Source data
[Start of Attachment]

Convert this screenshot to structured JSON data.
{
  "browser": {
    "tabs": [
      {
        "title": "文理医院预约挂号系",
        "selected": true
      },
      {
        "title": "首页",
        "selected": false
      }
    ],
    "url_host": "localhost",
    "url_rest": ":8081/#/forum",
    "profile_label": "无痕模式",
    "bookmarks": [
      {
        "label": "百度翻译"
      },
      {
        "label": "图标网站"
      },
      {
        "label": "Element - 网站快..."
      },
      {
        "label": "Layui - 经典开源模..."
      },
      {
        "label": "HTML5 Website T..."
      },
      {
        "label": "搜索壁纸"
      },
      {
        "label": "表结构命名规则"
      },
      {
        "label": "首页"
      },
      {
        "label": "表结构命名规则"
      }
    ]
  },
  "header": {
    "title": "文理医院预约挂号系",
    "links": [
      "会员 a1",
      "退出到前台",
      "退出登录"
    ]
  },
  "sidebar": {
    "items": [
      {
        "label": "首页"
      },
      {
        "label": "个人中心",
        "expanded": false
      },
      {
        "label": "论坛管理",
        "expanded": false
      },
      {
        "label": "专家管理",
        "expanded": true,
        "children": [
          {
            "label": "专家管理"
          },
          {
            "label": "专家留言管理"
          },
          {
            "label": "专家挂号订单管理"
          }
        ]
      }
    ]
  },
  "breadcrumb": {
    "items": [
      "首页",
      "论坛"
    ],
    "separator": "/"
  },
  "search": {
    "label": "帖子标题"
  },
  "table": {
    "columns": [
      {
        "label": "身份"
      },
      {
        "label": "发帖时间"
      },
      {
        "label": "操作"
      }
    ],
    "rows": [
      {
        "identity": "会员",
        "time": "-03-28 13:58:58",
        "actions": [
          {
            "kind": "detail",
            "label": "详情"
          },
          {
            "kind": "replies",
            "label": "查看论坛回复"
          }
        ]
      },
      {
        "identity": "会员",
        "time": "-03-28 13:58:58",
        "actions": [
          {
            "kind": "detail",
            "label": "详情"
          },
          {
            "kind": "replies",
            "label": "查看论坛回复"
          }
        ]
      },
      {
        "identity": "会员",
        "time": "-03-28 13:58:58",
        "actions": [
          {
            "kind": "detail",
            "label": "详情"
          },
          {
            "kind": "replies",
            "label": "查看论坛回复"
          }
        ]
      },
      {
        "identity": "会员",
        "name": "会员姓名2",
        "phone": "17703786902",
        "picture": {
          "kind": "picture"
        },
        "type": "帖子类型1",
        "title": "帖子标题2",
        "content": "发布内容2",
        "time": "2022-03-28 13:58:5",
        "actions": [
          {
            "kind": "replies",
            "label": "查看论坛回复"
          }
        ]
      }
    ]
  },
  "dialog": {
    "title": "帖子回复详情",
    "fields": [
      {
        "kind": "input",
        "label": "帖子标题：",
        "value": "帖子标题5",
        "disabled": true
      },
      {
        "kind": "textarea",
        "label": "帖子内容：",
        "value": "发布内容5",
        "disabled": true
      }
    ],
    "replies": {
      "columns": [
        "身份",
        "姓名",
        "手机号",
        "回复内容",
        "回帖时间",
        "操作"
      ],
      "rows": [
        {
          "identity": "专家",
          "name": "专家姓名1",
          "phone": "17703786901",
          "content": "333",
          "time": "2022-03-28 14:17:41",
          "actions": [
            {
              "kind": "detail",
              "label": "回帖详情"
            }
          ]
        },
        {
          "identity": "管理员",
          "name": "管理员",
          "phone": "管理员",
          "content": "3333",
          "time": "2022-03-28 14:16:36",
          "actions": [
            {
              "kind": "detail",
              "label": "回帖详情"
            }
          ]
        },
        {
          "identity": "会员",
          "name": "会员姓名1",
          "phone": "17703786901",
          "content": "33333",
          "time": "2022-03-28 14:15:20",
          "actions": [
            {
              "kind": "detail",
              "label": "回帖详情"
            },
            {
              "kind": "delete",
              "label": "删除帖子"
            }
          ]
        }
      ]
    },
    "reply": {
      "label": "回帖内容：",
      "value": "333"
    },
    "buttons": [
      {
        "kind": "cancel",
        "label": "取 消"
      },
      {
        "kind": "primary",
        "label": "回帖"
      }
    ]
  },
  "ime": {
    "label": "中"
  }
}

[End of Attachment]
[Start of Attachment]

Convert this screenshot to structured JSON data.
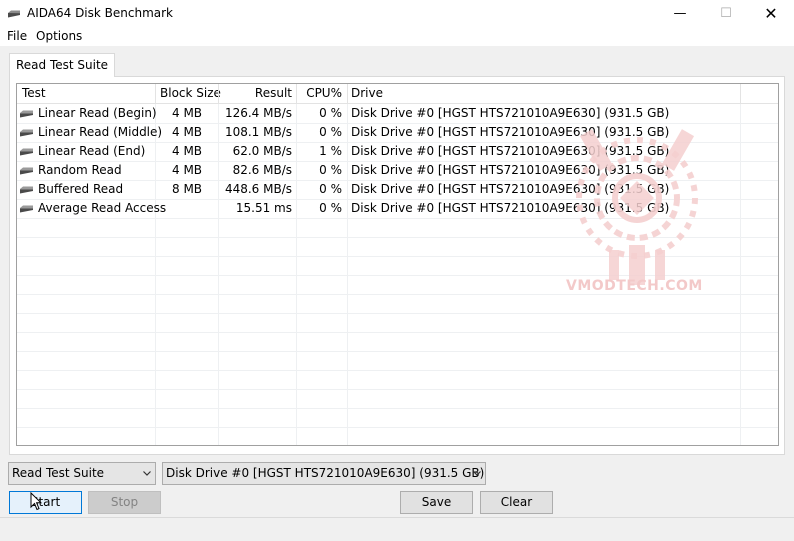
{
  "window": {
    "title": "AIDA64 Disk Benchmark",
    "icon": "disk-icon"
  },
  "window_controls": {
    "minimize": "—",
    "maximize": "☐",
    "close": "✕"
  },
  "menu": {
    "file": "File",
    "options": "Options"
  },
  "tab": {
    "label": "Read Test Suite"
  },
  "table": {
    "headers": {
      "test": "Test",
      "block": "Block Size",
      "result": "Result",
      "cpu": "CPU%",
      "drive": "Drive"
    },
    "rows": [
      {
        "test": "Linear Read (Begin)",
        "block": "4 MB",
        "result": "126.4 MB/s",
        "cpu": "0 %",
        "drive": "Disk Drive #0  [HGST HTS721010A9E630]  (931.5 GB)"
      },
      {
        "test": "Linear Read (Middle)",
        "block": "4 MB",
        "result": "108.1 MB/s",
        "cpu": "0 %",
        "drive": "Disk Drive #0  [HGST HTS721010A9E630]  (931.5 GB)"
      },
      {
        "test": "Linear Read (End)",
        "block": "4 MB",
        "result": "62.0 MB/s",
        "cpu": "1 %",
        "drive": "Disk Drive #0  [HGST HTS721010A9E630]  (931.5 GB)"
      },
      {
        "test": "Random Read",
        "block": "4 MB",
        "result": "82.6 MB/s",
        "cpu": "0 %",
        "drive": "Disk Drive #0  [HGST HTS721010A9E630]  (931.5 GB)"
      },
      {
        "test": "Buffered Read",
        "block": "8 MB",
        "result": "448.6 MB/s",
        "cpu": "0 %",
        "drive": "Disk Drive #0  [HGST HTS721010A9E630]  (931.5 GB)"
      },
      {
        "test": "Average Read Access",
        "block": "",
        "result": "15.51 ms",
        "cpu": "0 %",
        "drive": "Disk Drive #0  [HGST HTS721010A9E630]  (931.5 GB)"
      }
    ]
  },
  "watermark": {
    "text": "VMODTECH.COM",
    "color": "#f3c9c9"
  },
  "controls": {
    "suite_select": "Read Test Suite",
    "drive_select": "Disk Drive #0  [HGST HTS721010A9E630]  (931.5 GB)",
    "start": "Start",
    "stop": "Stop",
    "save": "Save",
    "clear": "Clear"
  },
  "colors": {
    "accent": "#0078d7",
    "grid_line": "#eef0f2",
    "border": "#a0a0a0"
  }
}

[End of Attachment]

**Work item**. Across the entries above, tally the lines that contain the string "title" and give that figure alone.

**Task result**. 6